[[ Data extracts open ]]
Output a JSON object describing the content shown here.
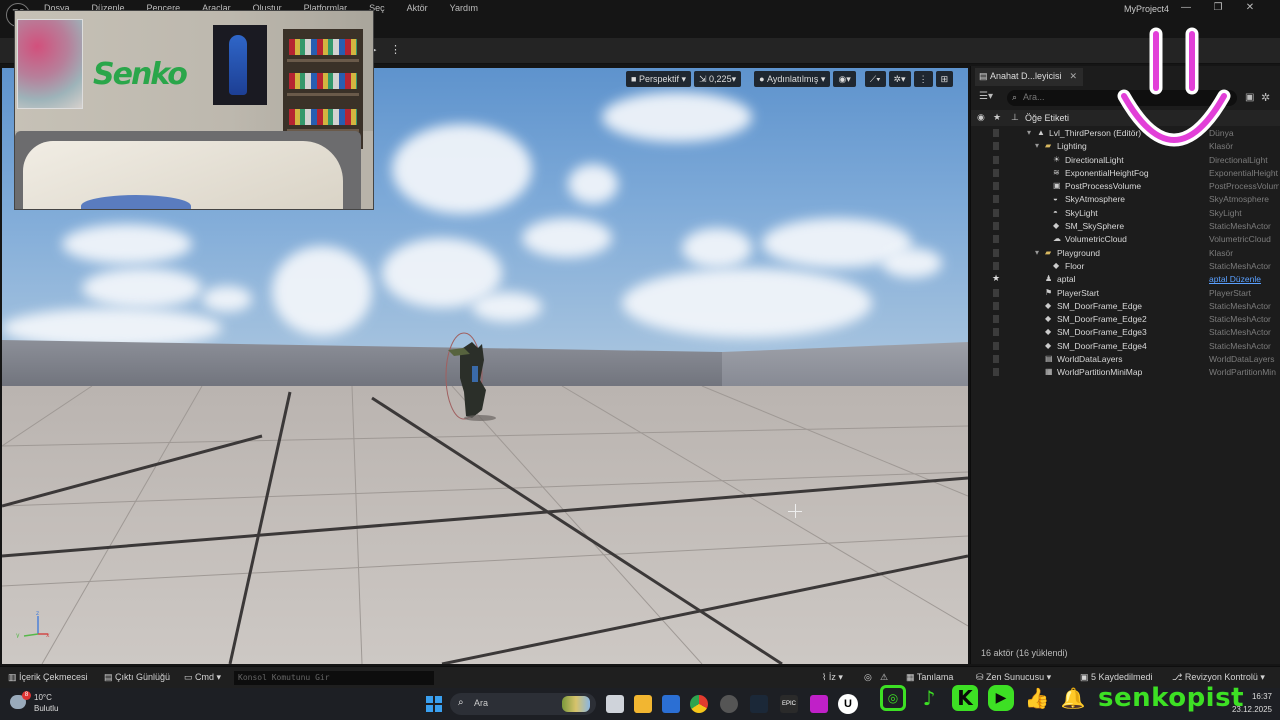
{
  "menubar": {
    "logo": "U",
    "items": [
      "Dosya",
      "Düzenle",
      "Pencere",
      "Araçlar",
      "Oluştur",
      "Platformlar",
      "Seç",
      "Aktör",
      "Yardım"
    ],
    "project": "MyProject4",
    "window_controls": [
      "—",
      "❐",
      "✕"
    ]
  },
  "viewport": {
    "perspective_label": "Perspektif",
    "speed_label": "0,225",
    "lighting_label": "Aydınlatılmış"
  },
  "outliner": {
    "tab_label": "Anahat D...leyicisi",
    "search_placeholder": "Ara...",
    "column_label": "Öğe Etiketi",
    "rows": [
      {
        "name": "Lvl_ThirdPerson (Editör)",
        "type": "Dünya",
        "indent": 0,
        "icon": "level-icon"
      },
      {
        "name": "Lighting",
        "type": "Klasör",
        "indent": 1,
        "icon": "folder-icon"
      },
      {
        "name": "DirectionalLight",
        "type": "DirectionalLight",
        "indent": 2,
        "icon": "light-icon"
      },
      {
        "name": "ExponentialHeightFog",
        "type": "ExponentialHeight",
        "indent": 2,
        "icon": "fog-icon"
      },
      {
        "name": "PostProcessVolume",
        "type": "PostProcessVolum",
        "indent": 2,
        "icon": "volume-icon"
      },
      {
        "name": "SkyAtmosphere",
        "type": "SkyAtmosphere",
        "indent": 2,
        "icon": "atmosphere-icon"
      },
      {
        "name": "SkyLight",
        "type": "SkyLight",
        "indent": 2,
        "icon": "skylight-icon"
      },
      {
        "name": "SM_SkySphere",
        "type": "StaticMeshActor",
        "indent": 2,
        "icon": "mesh-icon"
      },
      {
        "name": "VolumetricCloud",
        "type": "VolumetricCloud",
        "indent": 2,
        "icon": "cloud-icon"
      },
      {
        "name": "Playground",
        "type": "Klasör",
        "indent": 1,
        "icon": "folder-icon"
      },
      {
        "name": "Floor",
        "type": "StaticMeshActor",
        "indent": 2,
        "icon": "mesh-icon"
      },
      {
        "name": "aptal",
        "type": "aptal Düzenle",
        "indent": 1,
        "icon": "pawn-icon",
        "starred": true,
        "link": true
      },
      {
        "name": "PlayerStart",
        "type": "PlayerStart",
        "indent": 1,
        "icon": "playerstart-icon"
      },
      {
        "name": "SM_DoorFrame_Edge",
        "type": "StaticMeshActor",
        "indent": 1,
        "icon": "mesh-icon"
      },
      {
        "name": "SM_DoorFrame_Edge2",
        "type": "StaticMeshActor",
        "indent": 1,
        "icon": "mesh-icon"
      },
      {
        "name": "SM_DoorFrame_Edge3",
        "type": "StaticMeshActor",
        "indent": 1,
        "icon": "mesh-icon"
      },
      {
        "name": "SM_DoorFrame_Edge4",
        "type": "StaticMeshActor",
        "indent": 1,
        "icon": "mesh-icon"
      },
      {
        "name": "WorldDataLayers",
        "type": "WorldDataLayers",
        "indent": 1,
        "icon": "datalayer-icon"
      },
      {
        "name": "WorldPartitionMiniMap",
        "type": "WorldPartitionMin",
        "indent": 1,
        "icon": "minimap-icon"
      }
    ],
    "footer": "16 aktör (16 yüklendi)"
  },
  "statusbar": {
    "content_drawer": "İçerik Çekmecesi",
    "output_log": "Çıktı Günlüğü",
    "cmd": "Cmd",
    "console_placeholder": "Konsol Komutunu Gir",
    "trace": "İz",
    "derived_data": "Tanılama",
    "zen": "Zen Sunucusu",
    "unsaved": "5 Kaydedilmedi",
    "revision": "Revizyon Kontrolü"
  },
  "taskbar": {
    "weather_temp": "10°C",
    "weather_cond": "Bulutlu",
    "weather_badge": "8",
    "search_label": "Ara",
    "time": "16:37",
    "date": "23.12.2025",
    "epic_label": "EPIC"
  },
  "overlay": {
    "webcam_graffiti": "Senko",
    "social_handle": "senkopist",
    "social_icons": [
      "instagram-icon",
      "tiktok-icon",
      "kick-icon",
      "youtube-icon",
      "thumbs-up-icon",
      "bell-icon"
    ],
    "accent_green": "#3de024",
    "smiley_color": "#e23fd8"
  }
}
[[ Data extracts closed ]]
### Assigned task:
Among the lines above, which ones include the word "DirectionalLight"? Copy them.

### The completed task:
        "name": "DirectionalLight",
        "type": "DirectionalLight",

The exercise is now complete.